Exercise brief |
Please report how many lines in the data underneath hold the word "MediQ", with no other text.

Dataset rows for apps and sites:

-- Opening Marker --

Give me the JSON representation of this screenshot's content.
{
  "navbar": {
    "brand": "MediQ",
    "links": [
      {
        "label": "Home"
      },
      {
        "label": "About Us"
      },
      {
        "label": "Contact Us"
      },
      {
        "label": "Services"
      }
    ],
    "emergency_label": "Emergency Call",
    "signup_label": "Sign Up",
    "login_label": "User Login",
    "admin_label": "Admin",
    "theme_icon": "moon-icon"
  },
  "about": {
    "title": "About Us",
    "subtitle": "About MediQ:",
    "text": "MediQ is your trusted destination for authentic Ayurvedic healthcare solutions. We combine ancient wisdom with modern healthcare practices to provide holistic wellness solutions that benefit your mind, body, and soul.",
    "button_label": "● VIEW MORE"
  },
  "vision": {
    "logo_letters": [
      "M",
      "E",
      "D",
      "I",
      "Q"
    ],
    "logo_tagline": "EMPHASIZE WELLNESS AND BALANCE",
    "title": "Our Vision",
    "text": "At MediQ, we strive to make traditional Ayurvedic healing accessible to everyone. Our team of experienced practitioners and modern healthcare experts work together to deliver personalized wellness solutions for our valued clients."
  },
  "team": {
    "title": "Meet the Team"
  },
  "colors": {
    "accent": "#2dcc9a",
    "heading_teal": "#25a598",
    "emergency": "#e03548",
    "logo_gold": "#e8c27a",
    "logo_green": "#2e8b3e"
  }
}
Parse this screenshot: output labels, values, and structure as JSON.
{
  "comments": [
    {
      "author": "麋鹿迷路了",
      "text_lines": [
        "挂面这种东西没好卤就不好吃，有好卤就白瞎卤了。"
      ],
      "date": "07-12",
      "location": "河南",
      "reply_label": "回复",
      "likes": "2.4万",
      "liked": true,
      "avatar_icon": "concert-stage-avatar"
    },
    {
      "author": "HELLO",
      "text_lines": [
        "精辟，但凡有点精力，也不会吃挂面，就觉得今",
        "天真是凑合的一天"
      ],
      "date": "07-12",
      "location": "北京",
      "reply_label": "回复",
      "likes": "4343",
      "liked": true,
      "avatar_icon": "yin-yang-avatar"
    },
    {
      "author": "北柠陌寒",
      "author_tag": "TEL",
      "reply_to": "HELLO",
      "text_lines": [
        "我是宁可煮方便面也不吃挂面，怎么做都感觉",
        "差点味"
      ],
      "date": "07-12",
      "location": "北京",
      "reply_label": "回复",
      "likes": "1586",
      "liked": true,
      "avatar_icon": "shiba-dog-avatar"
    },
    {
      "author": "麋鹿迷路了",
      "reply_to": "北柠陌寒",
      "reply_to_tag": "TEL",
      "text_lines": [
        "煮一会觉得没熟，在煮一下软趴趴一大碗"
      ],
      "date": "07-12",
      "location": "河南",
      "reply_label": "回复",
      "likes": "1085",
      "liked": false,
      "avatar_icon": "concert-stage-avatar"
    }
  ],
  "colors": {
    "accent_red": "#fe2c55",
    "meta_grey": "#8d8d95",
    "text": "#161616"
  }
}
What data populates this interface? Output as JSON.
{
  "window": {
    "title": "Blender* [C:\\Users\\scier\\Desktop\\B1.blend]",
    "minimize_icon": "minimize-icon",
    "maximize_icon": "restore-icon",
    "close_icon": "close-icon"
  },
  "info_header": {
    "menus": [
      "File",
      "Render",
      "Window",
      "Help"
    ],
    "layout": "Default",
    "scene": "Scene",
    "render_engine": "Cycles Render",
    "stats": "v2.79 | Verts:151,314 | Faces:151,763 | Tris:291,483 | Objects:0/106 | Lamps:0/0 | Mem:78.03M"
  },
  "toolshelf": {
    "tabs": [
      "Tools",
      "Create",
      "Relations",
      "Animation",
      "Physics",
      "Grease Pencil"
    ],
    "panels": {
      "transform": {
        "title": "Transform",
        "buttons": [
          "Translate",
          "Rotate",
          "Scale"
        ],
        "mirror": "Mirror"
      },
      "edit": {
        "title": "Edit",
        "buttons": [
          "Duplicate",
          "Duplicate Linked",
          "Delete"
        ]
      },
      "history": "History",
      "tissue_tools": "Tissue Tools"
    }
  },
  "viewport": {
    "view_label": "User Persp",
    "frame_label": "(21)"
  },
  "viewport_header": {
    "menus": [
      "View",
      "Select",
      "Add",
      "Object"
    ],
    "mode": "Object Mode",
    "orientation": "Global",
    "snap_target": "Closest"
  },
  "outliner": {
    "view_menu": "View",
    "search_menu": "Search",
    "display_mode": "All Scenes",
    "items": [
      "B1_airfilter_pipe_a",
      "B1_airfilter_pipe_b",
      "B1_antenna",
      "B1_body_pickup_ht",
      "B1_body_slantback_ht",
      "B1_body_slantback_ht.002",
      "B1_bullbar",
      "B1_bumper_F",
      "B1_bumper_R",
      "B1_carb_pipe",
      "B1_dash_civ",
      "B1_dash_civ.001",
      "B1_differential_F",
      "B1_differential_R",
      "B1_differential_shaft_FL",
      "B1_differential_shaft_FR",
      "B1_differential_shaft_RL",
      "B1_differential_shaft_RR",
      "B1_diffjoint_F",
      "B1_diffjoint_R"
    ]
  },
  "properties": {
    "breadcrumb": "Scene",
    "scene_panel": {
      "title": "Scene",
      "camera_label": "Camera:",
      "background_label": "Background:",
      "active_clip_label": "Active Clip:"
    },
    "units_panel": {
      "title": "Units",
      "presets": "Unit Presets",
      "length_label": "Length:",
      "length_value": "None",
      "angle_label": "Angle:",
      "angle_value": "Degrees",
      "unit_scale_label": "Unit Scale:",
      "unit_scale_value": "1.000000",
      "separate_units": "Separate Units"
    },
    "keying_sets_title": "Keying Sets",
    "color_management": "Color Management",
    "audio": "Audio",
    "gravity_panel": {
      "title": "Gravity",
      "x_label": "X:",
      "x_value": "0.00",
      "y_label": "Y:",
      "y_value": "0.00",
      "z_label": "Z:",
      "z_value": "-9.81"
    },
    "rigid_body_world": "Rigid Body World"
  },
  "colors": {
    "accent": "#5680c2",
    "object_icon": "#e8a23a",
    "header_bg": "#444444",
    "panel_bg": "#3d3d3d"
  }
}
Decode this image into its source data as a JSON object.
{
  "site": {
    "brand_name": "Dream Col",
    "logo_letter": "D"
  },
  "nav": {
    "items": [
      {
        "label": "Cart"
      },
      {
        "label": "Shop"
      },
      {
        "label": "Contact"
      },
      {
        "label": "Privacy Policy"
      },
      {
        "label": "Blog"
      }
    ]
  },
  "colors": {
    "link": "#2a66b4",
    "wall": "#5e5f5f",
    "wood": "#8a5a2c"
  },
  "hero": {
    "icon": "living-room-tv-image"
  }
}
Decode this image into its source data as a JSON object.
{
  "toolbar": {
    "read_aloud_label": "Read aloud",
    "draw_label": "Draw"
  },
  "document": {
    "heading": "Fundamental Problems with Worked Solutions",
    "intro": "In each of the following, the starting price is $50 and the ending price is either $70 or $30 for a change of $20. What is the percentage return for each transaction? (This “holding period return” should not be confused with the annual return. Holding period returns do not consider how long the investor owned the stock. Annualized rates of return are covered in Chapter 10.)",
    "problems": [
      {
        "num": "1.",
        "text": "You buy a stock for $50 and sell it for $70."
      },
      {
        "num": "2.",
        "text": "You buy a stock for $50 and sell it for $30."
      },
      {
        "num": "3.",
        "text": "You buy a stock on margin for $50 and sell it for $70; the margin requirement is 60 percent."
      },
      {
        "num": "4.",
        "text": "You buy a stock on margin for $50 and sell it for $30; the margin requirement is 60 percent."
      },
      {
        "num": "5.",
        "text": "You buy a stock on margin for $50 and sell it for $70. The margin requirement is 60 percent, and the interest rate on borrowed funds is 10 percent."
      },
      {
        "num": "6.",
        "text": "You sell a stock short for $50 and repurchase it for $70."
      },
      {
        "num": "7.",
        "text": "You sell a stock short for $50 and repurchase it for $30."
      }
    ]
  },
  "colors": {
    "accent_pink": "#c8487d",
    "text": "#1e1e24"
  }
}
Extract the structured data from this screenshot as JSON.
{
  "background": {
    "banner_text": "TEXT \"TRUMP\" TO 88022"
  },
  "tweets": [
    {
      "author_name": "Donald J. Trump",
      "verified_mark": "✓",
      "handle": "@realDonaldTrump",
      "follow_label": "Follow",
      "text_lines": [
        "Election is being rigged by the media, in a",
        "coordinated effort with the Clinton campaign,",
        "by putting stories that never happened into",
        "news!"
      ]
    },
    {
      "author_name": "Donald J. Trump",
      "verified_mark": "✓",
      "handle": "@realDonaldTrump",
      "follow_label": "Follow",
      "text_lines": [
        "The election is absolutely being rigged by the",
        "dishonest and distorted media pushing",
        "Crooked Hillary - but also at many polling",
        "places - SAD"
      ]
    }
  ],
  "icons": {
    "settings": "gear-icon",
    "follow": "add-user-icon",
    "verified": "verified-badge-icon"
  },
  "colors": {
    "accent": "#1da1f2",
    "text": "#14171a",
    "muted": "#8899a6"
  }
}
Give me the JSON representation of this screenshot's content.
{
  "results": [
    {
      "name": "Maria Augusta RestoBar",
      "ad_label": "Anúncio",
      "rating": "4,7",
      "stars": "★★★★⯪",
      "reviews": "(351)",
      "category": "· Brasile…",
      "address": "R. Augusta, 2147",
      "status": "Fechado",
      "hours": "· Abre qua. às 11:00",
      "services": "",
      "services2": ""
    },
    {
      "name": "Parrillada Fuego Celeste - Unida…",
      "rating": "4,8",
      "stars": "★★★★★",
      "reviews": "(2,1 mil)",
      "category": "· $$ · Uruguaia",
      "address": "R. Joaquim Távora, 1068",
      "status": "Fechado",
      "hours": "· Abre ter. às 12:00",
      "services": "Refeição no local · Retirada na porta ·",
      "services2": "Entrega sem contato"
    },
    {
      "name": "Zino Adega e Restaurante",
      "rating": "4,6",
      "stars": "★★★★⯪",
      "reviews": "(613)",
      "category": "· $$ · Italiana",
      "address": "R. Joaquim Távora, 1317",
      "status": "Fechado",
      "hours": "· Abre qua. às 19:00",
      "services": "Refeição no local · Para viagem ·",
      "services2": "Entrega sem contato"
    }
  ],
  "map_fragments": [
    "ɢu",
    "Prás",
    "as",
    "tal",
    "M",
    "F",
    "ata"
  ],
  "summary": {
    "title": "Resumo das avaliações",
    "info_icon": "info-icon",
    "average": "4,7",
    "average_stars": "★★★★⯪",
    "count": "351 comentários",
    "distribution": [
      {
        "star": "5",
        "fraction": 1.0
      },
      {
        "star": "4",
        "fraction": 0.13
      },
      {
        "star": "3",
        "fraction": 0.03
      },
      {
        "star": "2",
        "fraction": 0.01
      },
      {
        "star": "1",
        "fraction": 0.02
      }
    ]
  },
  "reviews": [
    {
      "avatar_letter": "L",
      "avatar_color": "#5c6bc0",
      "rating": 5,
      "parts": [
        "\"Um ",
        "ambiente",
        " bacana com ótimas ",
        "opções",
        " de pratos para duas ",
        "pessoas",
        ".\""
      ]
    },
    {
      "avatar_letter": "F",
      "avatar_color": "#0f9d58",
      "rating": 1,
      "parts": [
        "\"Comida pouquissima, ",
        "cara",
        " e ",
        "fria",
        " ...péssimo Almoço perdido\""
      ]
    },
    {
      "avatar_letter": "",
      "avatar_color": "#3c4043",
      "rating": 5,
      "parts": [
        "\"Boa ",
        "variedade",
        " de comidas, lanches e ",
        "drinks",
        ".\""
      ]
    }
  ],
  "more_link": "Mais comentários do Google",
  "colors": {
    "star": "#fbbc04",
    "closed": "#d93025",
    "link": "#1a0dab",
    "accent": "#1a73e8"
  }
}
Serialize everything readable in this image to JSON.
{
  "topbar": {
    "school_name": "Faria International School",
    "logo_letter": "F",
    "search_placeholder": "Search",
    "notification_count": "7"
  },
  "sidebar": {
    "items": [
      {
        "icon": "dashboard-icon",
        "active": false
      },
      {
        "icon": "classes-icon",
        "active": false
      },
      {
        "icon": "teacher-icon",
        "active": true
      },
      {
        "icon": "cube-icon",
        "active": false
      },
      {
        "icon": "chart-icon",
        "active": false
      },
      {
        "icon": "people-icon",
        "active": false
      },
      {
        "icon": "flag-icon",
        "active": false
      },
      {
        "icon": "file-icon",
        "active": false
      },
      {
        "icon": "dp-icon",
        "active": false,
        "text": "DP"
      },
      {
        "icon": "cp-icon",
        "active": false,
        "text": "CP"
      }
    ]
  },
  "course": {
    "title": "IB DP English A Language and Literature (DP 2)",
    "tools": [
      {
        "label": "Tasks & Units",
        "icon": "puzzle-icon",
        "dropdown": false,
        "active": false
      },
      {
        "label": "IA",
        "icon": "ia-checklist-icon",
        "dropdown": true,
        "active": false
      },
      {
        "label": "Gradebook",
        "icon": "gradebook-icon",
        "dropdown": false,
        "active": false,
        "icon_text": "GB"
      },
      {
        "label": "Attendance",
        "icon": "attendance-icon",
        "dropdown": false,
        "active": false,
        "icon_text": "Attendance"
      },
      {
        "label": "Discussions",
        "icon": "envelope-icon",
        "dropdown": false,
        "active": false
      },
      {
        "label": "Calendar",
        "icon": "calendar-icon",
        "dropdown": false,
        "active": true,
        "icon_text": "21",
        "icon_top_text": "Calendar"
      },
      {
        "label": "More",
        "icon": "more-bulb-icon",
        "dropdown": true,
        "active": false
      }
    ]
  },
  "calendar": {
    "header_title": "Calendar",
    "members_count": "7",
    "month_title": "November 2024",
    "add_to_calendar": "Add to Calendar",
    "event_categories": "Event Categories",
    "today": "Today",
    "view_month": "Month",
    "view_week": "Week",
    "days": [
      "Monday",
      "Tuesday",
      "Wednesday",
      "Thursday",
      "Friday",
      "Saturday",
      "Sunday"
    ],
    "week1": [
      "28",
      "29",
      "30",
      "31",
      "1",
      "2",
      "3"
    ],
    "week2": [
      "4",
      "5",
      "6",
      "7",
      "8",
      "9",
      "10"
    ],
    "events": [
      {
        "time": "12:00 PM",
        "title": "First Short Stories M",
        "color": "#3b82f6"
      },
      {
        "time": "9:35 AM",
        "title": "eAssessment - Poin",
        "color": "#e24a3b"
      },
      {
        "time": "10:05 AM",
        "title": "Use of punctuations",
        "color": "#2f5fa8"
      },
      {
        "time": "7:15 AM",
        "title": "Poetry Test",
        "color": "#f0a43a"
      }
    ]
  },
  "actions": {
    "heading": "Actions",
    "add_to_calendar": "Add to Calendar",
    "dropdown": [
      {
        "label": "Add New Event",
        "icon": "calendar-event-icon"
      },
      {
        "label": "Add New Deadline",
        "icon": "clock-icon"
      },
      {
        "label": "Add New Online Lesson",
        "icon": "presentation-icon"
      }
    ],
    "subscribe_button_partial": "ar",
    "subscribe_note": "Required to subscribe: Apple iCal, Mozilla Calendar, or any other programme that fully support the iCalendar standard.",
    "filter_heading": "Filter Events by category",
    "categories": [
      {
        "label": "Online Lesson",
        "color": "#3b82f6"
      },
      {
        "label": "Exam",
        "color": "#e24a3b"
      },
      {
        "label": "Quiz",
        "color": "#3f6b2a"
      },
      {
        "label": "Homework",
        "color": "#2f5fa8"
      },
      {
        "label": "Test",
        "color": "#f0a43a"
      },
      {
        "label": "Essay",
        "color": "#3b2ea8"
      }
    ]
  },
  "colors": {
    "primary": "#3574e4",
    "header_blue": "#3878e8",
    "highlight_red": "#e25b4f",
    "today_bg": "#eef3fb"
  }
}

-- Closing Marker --

Task response |
4